### About this task:
Each of the lines below must be retyped character for character.

### Stored data:
****************************************
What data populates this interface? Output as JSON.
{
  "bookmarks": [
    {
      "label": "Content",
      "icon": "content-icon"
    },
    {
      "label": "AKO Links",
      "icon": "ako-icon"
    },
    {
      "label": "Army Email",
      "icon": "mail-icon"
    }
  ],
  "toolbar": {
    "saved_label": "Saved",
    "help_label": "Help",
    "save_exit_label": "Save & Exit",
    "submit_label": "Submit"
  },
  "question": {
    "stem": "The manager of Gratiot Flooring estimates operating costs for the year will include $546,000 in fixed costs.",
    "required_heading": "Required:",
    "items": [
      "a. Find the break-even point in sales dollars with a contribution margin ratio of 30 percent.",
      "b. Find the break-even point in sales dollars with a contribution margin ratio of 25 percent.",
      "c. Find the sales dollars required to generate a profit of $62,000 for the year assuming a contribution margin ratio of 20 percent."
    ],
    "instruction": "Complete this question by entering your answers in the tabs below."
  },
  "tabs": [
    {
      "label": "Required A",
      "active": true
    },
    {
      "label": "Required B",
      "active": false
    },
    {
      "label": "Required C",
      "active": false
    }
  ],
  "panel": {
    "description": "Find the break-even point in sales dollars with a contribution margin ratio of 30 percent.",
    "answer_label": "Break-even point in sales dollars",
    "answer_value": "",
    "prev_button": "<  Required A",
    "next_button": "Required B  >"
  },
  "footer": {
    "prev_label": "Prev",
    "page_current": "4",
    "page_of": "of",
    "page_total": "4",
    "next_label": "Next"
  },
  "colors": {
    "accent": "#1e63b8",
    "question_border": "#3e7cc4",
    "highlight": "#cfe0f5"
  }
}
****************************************
### Result of this task:
What data populates this interface? Output as JSON.
{
  "bookmarks": [
    {
      "label": "Content",
      "icon": "content-icon"
    },
    {
      "label": "AKO Links",
      "icon": "ako-icon"
    },
    {
      "label": "Army Email",
      "icon": "mail-icon"
    }
  ],
  "toolbar": {
    "saved_label": "Saved",
    "help_label": "Help",
    "save_exit_label": "Save & Exit",
    "submit_label": "Submit"
  },
  "question": {
    "stem": "The manager of Gratiot Flooring estimates operating costs for the year will include $546,000 in fixed costs.",
    "required_heading": "Required:",
    "items": [
      "a. Find the break-even point in sales dollars with a contribution margin ratio of 30 percent.",
      "b. Find the break-even point in sales dollars with a contribution margin ratio of 25 percent.",
      "c. Find the sales dollars required to generate a profit of $62,000 for the year assuming a contribution margin ratio of 20 percent."
    ],
    "instruction": "Complete this question by entering your answers in the tabs below."
  },
  "tabs": [
    {
      "label": "Required A",
      "active": true
    },
    {
      "label": "Required B",
      "active": false
    },
    {
      "label": "Required C",
      "active": false
    }
  ],
  "panel": {
    "description": "Find the break-even point in sales dollars with a contribution margin ratio of 30 percent.",
    "answer_label": "Break-even point in sales dollars",
    "answer_value": "",
    "prev_button": "<  Required A",
    "next_button": "Required B  >"
  },
  "footer": {
    "prev_label": "Prev",
    "page_current": "4",
    "page_of": "of",
    "page_total": "4",
    "next_label": "Next"
  },
  "colors": {
    "accent": "#1e63b8",
    "question_border": "#3e7cc4",
    "highlight": "#cfe0f5"
  }
}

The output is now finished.